Take the 2-minute tour ×
Stack Overflow is a question and answer site for professional and enthusiast programmers. It's 100% free.

Let's say I have the following array of arrays:

A = [
  ['a', 'b', 'c'],
  ['d', 'e', 'f'],
  ['g', 'h'],
  ['i'],
  ['j', 'k', 'l']
]

I want to find all possible combinations of the elements of each array with the elements of the other arrays (i.e. 'adgij' is one possibility but not 'abcde').

I can brute force it and just loop everything like this (javascript):

var A = [
      ['a', 'b', 'c'],
      ['d', 'e', 'f'],
      ['g', 'h'],
      ['i'],
      ['j', 'k', 'l']
    ],
    combinations,
    newCombinations = [];

A.forEach(function(a, index) {
  newCombinations = [];

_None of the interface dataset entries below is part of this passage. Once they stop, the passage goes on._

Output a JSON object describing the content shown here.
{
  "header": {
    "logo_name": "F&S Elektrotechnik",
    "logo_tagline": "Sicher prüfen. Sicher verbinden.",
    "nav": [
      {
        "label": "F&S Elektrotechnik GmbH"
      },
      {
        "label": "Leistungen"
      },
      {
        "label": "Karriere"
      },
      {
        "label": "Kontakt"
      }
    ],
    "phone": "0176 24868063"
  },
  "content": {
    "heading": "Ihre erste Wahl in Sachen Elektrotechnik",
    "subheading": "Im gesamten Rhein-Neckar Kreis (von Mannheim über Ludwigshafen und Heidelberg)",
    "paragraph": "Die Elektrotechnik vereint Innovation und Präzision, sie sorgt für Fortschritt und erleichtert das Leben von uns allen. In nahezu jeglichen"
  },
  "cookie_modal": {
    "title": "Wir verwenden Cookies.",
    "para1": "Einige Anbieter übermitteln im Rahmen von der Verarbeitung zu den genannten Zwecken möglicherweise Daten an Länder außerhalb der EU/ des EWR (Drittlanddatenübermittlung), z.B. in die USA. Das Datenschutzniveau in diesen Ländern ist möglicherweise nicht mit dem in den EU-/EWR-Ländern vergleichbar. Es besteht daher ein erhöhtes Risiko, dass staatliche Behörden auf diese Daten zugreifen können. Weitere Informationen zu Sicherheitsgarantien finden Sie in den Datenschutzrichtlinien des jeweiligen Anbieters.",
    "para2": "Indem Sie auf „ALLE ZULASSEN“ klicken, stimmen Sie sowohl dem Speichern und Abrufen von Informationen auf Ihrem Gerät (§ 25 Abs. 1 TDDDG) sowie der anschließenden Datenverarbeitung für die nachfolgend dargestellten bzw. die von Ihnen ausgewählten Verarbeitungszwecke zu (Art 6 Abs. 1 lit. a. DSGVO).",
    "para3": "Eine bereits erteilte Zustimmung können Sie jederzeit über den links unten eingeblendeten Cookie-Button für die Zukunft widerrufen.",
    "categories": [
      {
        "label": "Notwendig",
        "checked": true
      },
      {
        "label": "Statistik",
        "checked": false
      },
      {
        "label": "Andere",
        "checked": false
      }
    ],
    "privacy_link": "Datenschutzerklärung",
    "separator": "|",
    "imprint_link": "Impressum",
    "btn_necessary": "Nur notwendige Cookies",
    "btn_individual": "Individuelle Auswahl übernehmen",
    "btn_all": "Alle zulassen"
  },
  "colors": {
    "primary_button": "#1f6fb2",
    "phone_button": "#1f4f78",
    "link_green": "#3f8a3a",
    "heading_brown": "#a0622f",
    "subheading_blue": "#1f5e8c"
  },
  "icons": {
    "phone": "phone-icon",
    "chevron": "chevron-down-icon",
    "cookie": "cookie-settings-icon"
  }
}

  if (index === 0) {
    newCombinations = a;
  } else {
    a.forEach(function(val){
      combinations.forEach(function(combination){
        newCombinations.push(combination + val);
      });
    });
  }

  combinations = newCombinations;
});

The problem with this method is that it is breadth-first, so if I want to stop after n iterations I would have incomplete combinations.

Is there a way to get all possible combinations using depth-first method?

share|improve this question
    
If I understand the question correctly, you should search for "depth-first cartesian product". Here is one link I found: gist.github.com/andreasvc/5455646 –  Raman Jan 8 '14 at 2:19
    
This might be a duplicate of: stackoverflow.com/questions/3621268/… –  Raman Jan 8 '14 at 2:22

2 Answers 2

A simple recursive function in pseudo-code.

I hope it's pretty self-explanatory.

Each recursive step picks one of the elements from the current index's array, and calls the function for the next index.

current can just be a list.

someFunction(A, {}, 0)

someFunction(A, current, index)
  if index == A.length
    print current
    return
  for each element e in A[index]
    current.addToBack(e)
    someFunction(A, current, index + 1)
    current.removeLast(e)
share|improve this answer

I've basically created a map (for instance [0,0,0,0,0] would select all first members in your list of lists while [2,2,1,0,2] will select all last members) in python to numbers and then translated back to the list. It's a bit tricky but I hope I'm right:

#!/usr/bin/env python
import itertools

def map_good_opt(good_opt, A):
    return [i[1][i[0]] for i in zip(good_opt, A)]

if "__main__" == __name__:

    # your list of lists    
    A = [
          ['a', 'b', 'c'],
          ['d', 'e', 'f'],
          ['g', 'h'],
          ['i'],
          ['j', 'k', 'l']
        ]

    # this part generates all options (a bit more actually...)
    m = max(len(a) for a in A)
    print "m : %d" % m
    nums = range(m)
    print "nums: %r" % str(nums)
    opts = itertools.product(nums, repeat=len(A))       

    # now we have all number 00000 - 33333
    # we don't want 33333 or anything higher than len(A[i]) for each list in A 
    opts = itertools.product(nums, repeat=len(A))
    # this removes all bad options... (I hope :D)
    good_opts = [opt for opt in opts if len([i for i in range(len(A)) if (opt[i] < len(A[i]))]) == len(A)]

    # and we're left with the good options
    for opts in good_opts:
        print str(opt)
    print "GO: %d" % len(good_opts)
    for g in good_opts:
        print str("OPTIONS: " + str(g))
        print str("MAPPED TO: " + str(map_good_opt(g,A)))
    print "done."

I only did this to learn itertools and zip which I've recently learned here in Stackoverflow, and your question looked interesting enough to test this on :) Good luck.

share|improve this answer

Your Answer

 
discard

By posting your answer, you agree to the privacy policy and terms of service.

Not the answer you're looking for? Browse other questions tagged or ask your own question.